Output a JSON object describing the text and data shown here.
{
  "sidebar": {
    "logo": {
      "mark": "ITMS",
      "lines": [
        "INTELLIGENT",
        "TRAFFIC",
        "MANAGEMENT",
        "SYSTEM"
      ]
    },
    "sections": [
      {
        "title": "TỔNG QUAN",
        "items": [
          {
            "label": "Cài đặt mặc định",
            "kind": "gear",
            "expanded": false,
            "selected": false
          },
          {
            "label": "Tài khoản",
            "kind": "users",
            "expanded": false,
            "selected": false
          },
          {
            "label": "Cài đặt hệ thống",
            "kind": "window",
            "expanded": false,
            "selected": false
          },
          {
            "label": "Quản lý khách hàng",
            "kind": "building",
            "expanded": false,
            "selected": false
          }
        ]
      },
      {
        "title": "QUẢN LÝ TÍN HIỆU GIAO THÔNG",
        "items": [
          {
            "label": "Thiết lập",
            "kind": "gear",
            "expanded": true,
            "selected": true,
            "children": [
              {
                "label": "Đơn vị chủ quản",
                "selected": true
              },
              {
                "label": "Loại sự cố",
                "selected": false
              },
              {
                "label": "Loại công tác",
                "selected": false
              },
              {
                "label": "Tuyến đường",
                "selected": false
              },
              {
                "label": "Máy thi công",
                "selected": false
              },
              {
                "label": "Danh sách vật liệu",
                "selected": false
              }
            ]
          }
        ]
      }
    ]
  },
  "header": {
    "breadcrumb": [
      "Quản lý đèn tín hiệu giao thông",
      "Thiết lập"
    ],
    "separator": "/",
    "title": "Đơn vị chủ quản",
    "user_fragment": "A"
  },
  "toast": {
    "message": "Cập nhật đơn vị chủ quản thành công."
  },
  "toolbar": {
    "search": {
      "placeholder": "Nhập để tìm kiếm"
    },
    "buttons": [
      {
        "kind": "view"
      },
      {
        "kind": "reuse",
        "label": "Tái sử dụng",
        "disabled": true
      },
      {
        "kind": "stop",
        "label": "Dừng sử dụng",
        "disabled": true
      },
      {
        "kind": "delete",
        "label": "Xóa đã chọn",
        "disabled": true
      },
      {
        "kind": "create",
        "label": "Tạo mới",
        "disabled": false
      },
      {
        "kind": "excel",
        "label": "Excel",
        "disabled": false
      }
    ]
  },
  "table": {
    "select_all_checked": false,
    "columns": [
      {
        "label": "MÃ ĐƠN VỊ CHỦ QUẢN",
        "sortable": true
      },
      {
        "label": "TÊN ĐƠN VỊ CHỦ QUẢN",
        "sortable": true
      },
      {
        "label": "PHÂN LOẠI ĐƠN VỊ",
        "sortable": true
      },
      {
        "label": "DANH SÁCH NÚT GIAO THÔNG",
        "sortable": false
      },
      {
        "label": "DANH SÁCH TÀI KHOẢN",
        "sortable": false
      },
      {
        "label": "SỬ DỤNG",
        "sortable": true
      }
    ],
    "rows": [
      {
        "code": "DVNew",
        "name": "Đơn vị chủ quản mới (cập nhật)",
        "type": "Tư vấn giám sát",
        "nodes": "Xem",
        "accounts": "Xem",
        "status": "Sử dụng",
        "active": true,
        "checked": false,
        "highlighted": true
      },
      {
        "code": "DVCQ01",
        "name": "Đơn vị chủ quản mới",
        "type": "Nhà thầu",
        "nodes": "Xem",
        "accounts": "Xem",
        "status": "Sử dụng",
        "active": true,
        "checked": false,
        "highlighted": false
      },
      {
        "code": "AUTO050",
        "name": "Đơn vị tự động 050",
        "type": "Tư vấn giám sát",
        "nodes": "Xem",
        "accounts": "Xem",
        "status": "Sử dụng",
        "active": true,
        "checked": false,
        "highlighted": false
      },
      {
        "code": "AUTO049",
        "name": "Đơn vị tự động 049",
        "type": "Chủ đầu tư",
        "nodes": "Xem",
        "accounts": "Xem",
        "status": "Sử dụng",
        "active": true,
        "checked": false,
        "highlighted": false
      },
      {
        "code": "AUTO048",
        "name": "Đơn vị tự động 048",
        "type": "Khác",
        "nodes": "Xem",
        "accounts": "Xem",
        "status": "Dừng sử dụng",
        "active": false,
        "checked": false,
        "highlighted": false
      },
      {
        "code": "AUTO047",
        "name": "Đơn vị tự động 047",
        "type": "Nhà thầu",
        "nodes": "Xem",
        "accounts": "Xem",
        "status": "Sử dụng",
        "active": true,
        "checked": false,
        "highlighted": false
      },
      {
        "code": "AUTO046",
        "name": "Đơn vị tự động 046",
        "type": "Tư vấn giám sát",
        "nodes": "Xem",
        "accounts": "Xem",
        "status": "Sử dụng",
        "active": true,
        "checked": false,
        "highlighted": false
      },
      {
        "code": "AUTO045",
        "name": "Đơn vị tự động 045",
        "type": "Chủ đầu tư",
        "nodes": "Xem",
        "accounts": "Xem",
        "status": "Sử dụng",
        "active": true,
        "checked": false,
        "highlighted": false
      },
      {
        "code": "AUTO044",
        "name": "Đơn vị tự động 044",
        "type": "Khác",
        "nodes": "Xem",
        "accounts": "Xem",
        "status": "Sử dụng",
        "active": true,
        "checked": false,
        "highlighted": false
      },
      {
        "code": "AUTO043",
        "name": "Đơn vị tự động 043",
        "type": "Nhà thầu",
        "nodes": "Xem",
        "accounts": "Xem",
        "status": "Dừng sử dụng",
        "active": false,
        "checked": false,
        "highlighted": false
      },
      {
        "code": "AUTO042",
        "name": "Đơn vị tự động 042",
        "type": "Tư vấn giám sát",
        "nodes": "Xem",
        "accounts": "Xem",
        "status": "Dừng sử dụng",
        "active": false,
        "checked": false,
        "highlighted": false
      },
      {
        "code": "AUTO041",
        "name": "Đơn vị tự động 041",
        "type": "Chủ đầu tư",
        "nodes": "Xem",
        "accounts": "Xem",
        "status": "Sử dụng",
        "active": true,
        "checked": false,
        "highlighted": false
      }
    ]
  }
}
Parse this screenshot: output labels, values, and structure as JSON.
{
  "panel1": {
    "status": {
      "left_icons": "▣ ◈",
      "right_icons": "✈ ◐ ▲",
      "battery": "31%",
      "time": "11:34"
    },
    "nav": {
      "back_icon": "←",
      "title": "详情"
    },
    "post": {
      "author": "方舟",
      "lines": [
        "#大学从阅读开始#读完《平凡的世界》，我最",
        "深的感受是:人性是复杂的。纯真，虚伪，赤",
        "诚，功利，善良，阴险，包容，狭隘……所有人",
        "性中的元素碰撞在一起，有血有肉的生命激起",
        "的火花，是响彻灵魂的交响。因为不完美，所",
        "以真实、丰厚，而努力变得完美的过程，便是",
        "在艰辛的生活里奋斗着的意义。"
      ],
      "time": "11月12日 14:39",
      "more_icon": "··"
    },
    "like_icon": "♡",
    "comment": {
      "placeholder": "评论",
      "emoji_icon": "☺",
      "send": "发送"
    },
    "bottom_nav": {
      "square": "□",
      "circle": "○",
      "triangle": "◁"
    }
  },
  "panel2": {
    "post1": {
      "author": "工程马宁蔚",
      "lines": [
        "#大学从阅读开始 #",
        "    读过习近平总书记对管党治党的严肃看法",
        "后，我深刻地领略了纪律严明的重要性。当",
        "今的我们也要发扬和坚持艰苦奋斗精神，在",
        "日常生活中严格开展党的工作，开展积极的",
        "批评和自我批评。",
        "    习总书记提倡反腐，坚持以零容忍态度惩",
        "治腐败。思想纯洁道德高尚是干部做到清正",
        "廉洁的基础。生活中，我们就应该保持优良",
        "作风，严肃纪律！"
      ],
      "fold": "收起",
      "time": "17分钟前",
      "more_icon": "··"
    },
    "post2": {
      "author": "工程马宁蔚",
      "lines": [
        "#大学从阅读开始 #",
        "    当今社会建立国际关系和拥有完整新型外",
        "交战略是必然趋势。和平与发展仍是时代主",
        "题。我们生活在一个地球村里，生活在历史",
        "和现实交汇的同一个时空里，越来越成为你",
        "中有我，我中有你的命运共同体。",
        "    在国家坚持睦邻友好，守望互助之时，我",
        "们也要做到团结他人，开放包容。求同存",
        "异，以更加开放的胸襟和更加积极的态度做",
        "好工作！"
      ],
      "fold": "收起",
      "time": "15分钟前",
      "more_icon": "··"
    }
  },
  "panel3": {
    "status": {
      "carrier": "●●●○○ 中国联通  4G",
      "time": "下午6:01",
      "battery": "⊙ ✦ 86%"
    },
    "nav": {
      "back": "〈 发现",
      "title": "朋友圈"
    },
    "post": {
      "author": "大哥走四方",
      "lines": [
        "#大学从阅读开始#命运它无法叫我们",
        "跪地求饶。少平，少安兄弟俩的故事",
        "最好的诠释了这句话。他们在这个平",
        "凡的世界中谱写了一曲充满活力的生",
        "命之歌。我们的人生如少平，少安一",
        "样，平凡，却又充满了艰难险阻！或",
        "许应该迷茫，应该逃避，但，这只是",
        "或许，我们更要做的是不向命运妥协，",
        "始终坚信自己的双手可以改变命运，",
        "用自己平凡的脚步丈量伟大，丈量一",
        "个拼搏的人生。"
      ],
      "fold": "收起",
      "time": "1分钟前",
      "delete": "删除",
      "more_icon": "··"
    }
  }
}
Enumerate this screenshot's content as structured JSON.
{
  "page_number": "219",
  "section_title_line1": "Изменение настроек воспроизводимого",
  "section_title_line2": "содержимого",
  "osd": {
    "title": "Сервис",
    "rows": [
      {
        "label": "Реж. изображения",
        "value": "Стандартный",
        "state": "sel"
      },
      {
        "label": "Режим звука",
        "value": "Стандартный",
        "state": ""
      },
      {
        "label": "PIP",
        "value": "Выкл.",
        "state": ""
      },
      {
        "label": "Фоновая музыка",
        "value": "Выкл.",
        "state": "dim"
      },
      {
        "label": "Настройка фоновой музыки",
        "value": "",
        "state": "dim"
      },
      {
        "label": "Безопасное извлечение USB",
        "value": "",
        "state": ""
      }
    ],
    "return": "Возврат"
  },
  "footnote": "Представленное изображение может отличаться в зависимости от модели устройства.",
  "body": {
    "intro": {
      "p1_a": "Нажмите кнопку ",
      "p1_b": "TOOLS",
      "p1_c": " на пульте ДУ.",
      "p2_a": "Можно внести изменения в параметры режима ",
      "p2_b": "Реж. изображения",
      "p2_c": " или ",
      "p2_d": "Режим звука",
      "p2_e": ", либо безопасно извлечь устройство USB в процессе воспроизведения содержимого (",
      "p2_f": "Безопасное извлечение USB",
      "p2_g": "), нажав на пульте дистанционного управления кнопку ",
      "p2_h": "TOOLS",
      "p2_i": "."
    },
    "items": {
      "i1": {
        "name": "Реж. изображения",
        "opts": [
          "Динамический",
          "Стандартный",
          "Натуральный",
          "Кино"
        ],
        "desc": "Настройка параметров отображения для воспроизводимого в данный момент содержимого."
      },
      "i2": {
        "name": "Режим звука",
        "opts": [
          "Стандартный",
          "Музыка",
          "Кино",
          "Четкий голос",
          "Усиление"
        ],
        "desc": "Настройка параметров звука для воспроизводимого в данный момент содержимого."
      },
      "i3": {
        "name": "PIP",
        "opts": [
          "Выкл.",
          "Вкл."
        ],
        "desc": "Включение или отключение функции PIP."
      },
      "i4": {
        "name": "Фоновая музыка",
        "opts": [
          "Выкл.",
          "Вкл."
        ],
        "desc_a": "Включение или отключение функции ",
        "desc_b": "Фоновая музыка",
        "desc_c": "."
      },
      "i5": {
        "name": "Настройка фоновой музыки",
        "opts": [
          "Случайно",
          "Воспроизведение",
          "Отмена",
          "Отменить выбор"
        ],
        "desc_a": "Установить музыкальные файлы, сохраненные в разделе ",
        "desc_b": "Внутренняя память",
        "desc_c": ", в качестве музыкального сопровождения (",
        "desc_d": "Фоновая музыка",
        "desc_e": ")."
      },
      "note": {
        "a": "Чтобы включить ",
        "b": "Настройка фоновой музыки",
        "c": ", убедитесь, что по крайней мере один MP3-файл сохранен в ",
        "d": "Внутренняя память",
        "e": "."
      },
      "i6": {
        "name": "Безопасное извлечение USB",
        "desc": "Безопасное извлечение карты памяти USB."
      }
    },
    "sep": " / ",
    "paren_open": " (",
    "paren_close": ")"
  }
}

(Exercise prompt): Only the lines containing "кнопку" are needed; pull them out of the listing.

(Result for this task):
      "p1_a": "Нажмите кнопку ",
      "p2_g": "), нажав на пульте дистанционного управления кнопку ",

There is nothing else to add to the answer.